  1. Macarons will store really well in the fridge for up to 1 week, or in the freezer for up to 2 months.

Recipe Notes

Food coloring: Make sure to use gel food coloring. If you are a beginner macaron baker, I recommend going easy on the food coloring, as it can alter your batter a lot, and it can take extra mixing time, especially if you continue to add the food coloring as you do the macaronage.

Scale: Please use a scale when measuring the ingredients for accuracy. Macaron amount: it will vary greatly depending on how big you pipe the shells, and on how runny or thick the batter is.

Baking time/temperature: Baking time and temperature will vary according to your own oven. I recommend experimenting with your oven to find out the best time, temperature, position of the baking tray.

Oven thermometer: Make sure to have an oven thermometer to bake macarons. It’s one of the most important things about making macarons. Home ovens aren’t accurate at all at telling the temperature, and even a slight 5 degree difference can make or break your whole batch.

Tray rotation: Lots of bakers don’t have to rotate the trays 180 degrees in the oven every 5 minutes, but I do have to with my oven, or I will get lopsided macarons. Please adjust this according to your oven.

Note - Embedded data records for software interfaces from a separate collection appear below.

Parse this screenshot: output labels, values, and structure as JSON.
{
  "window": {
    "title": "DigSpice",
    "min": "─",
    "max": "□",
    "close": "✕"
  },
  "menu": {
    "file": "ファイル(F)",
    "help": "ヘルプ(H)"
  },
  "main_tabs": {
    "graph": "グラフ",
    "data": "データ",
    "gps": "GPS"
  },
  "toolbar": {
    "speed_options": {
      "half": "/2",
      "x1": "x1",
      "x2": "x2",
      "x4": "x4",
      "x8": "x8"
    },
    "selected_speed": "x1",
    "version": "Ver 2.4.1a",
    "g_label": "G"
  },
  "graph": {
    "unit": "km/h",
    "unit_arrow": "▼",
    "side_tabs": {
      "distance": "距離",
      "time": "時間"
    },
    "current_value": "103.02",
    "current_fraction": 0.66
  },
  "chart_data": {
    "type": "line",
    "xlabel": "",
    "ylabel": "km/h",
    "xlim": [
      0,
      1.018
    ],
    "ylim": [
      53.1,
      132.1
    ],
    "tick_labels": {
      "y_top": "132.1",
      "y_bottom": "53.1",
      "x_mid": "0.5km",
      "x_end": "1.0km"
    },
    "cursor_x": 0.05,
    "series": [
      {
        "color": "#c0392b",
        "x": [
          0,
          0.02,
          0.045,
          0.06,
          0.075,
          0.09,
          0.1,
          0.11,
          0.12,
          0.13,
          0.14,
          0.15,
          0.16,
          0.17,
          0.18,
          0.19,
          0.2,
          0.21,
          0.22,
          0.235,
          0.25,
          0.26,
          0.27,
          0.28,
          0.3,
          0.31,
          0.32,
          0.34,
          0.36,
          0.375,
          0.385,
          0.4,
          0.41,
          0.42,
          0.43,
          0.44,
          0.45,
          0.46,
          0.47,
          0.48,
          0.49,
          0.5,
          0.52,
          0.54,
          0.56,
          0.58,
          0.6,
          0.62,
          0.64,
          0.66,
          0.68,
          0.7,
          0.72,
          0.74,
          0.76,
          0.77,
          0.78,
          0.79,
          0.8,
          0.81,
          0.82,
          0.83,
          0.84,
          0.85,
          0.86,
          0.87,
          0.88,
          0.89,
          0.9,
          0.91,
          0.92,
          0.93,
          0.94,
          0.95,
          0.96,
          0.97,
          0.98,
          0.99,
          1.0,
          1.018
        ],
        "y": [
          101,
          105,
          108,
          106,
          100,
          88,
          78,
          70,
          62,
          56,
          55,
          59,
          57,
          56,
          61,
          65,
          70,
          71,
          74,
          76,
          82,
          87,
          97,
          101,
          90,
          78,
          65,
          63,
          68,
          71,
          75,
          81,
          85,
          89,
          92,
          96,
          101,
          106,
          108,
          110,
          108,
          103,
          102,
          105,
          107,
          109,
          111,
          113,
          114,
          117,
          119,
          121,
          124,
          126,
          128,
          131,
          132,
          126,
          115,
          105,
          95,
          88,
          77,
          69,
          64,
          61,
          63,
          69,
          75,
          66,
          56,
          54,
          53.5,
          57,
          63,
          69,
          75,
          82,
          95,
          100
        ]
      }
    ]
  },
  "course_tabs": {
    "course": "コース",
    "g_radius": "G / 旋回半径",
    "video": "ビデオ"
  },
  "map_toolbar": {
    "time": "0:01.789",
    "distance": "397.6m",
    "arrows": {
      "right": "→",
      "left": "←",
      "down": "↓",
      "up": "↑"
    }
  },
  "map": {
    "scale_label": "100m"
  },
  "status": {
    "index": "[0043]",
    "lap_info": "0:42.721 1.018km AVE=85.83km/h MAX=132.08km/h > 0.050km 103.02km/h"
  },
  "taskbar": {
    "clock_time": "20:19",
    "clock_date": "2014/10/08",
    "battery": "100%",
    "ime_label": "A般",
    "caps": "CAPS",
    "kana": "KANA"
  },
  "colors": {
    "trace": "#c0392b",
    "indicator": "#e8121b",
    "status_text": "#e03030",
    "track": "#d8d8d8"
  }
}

Nutrition Facts
Multi-colored Macaron Shells
Amount Per Serving (1 macaron)
Calories 110
* Percent Daily Values are based on a 2000 calorie diet.